Fort Drum Community is one of the best partnerships according to WTB Commander
By MaryTherese Griffin, Army Warrior Care and Transition
FORT DRUM, N.Y. - With an average snowfall of 101 inches a year, many associate Fort Drum, New York with winter and cold. However, U.S. Army Lt. Col. Theodore Sobocienski, Commander of the Warrior Transition Battalion at Fort Drum, says despite all the snow, the surrounding community is as warm and welcoming as they come, to his Soldiers in transition.
"The community here understands the Warrior Transition Program. Everything here is focused on our Warrior Transition Battalion," Sobocienski said. "One example of this is the relationship the WTB has with the local hospital, an important relationship because the Fort Drum WTB does not have a base hospital for medical care. If one of our Soldiers goes across the street to the community hospital, there is a kiosk that asks are you in the Warrior Transition Battalion, you check yes and boom you are now number one. It's not like that in any mainstream hospital in the country," said Sobocienski.
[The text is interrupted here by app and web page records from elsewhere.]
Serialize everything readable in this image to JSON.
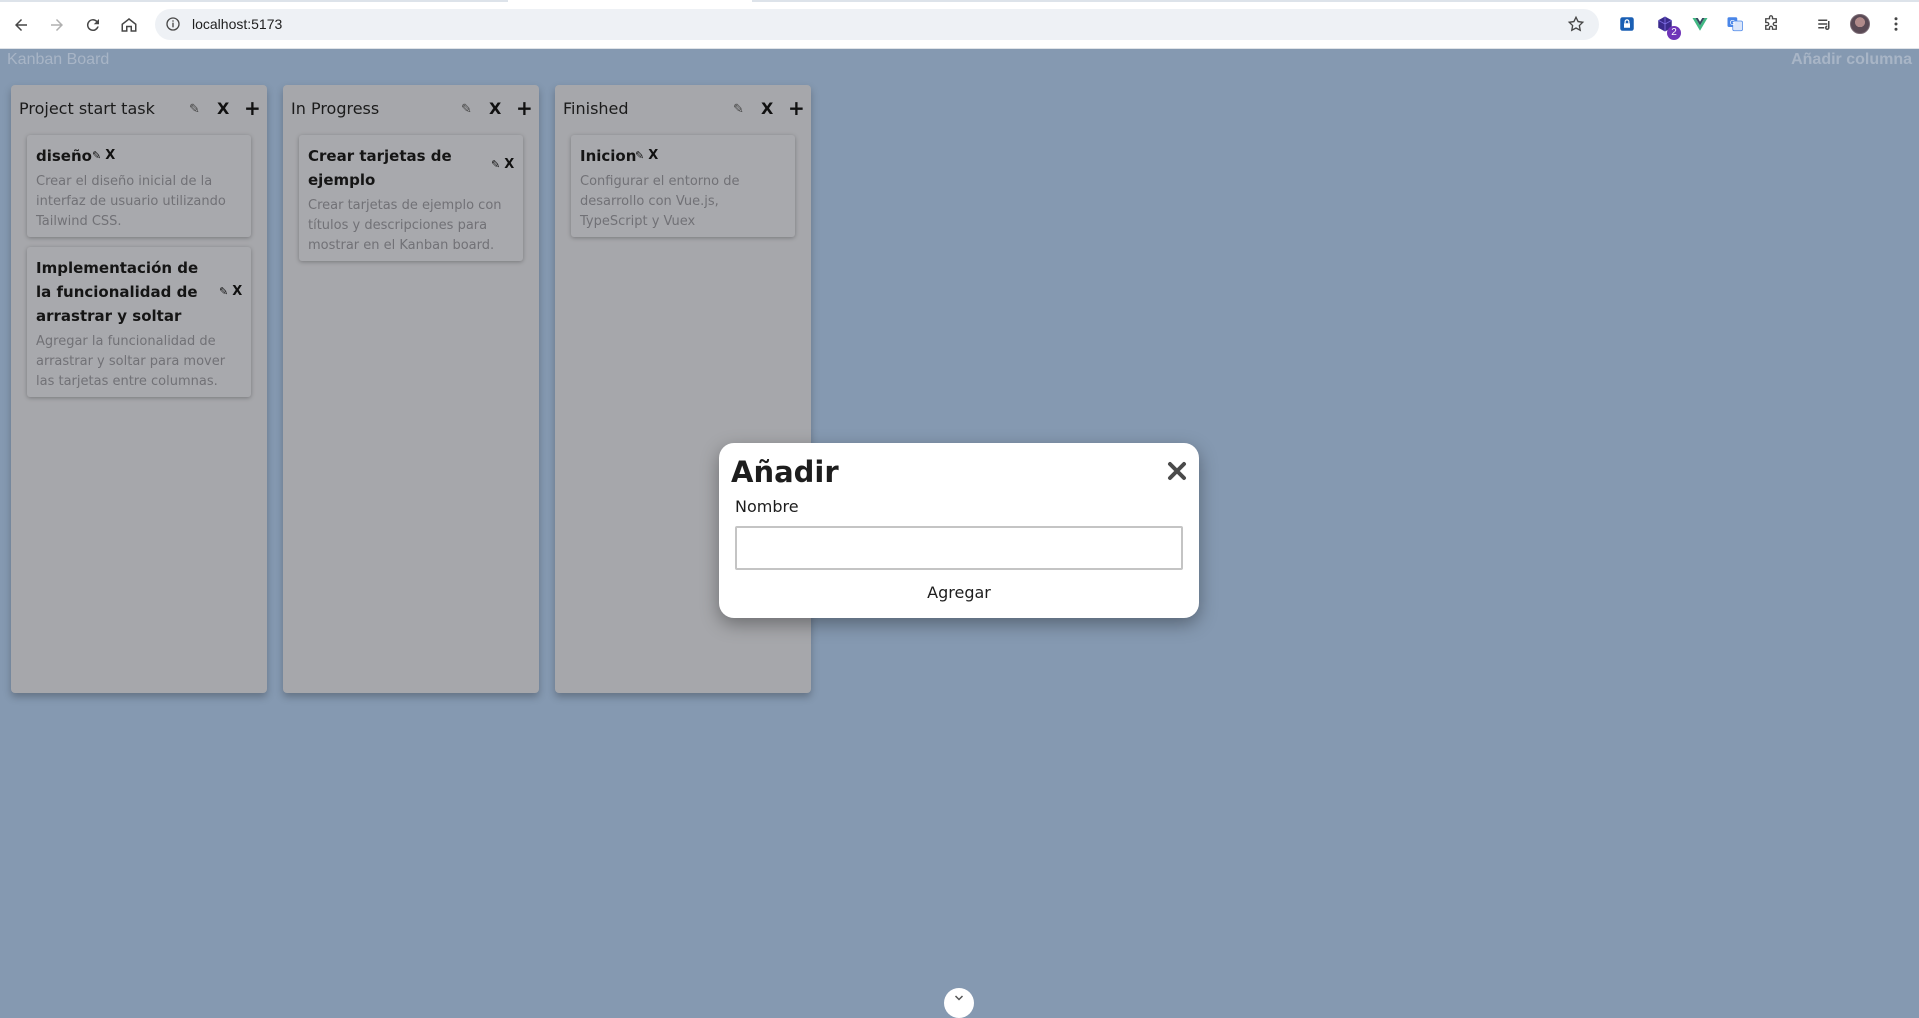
{
  "browser": {
    "url": "localhost:5173",
    "extension_badge": "2"
  },
  "app": {
    "title": "Kanban Board",
    "add_column_label": "Añadir columna"
  },
  "columns": [
    {
      "title": "Project start task",
      "edit_icon": "✎",
      "delete_label": "X",
      "add_label": "+",
      "cards": [
        {
          "title": "diseño",
          "edit_icon": "✎",
          "delete_label": "X",
          "description": "Crear el diseño inicial de la interfaz de usuario utilizando Tailwind CSS."
        },
        {
          "title": "Implementación de la funcionalidad de arrastrar y soltar",
          "edit_icon": "✎",
          "delete_label": "X",
          "description": "Agregar la funcionalidad de arrastrar y soltar para mover las tarjetas entre columnas."
        }
      ]
    },
    {
      "title": "In Progress",
      "edit_icon": "✎",
      "delete_label": "X",
      "add_label": "+",
      "cards": [
        {
          "title": "Crear tarjetas de ejemplo",
          "edit_icon": "✎",
          "delete_label": "X",
          "description": "Crear tarjetas de ejemplo con títulos y descripciones para mostrar en el Kanban board."
        }
      ]
    },
    {
      "title": "Finished",
      "edit_icon": "✎",
      "delete_label": "X",
      "add_label": "+",
      "cards": [
        {
          "title": "Inicion",
          "edit_icon": "✎",
          "delete_label": "X",
          "description": "Configurar el entorno de desarrollo con Vue.js, TypeScript y Vuex"
        }
      ]
    }
  ],
  "modal": {
    "title": "Añadir",
    "field_label": "Nombre",
    "field_value": "",
    "submit_label": "Agregar"
  }
}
Across upstate New York from Watertown to Syracuse to Rochester, the community supports the Soldiers in the program.
"The community partnership is so strong up here at Fort Drum and people who come here from other areas see that and say that." Sobocienski said. "The transition services alone and the amount of resources [offered to Soldiers in transition] are incredible. From college courses to Department of Labor to finances for assistance in budgeting, our Soldiers have support."
Sobocienski is keenly aware that many Soldiers think coming to a WTB is the "kiss of death," but he says they quickly learn that it is far from it. He wants Soldiers in his care as soon as possible before their issues escalate. He says he can put them on the right path if they are staying in or getting out of the Army.
"The main purpose [of the WTB] is for Soldiers to heal and transition. If they can get Soldiers to me, I can help them," Sobocienski said. "Readiness is number one and I explain if I can heal a Soldier and return them to duty, I saved the Army's investment."
This commander insists Soldiers need to speak up right away about injuries or illnesses so they do not get worse.
"Here you are allowed to focus on you- healing and transitioning. Now is the time to say what hurts and what's wrong. This place, this community has you covered."